▸ Work order
Your answer must be an exact copy of every record.

▸ Records to process
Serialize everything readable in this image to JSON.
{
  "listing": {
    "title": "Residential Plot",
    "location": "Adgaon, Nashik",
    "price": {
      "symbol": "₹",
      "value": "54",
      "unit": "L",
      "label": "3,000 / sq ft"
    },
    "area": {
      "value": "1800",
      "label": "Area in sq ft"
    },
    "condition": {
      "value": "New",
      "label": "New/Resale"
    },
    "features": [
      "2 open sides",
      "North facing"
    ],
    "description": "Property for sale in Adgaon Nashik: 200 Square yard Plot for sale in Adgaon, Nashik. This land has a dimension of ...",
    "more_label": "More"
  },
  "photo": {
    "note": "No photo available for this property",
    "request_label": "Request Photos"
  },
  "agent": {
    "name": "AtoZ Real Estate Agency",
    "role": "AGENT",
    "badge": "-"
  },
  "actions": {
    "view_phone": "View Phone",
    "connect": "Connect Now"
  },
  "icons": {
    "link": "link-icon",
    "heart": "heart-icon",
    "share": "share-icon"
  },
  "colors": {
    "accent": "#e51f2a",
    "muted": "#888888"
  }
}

▸ Finished exercise
Serialize everything readable in this image to JSON.
{
  "listing": {
    "title": "Residential Plot",
    "location": "Adgaon, Nashik",
    "price": {
      "symbol": "₹",
      "value": "54",
      "unit": "L",
      "label": "3,000 / sq ft"
    },
    "area": {
      "value": "1800",
      "label": "Area in sq ft"
    },
    "condition": {
      "value": "New",
      "label": "New/Resale"
    },
    "features": [
      "2 open sides",
      "North facing"
    ],
    "description": "Property for sale in Adgaon Nashik: 200 Square yard Plot for sale in Adgaon, Nashik. This land has a dimension of ...",
    "more_label": "More"
  },
  "photo": {
    "note": "No photo available for this property",
    "request_label": "Request Photos"
  },
  "agent": {
    "name": "AtoZ Real Estate Agency",
    "role": "AGENT",
    "badge": "-"
  },
  "actions": {
    "view_phone": "View Phone",
    "connect": "Connect Now"
  },
  "icons": {
    "link": "link-icon",
    "heart": "heart-icon",
    "share": "share-icon"
  },
  "colors": {
    "accent": "#e51f2a",
    "muted": "#888888"
  }
}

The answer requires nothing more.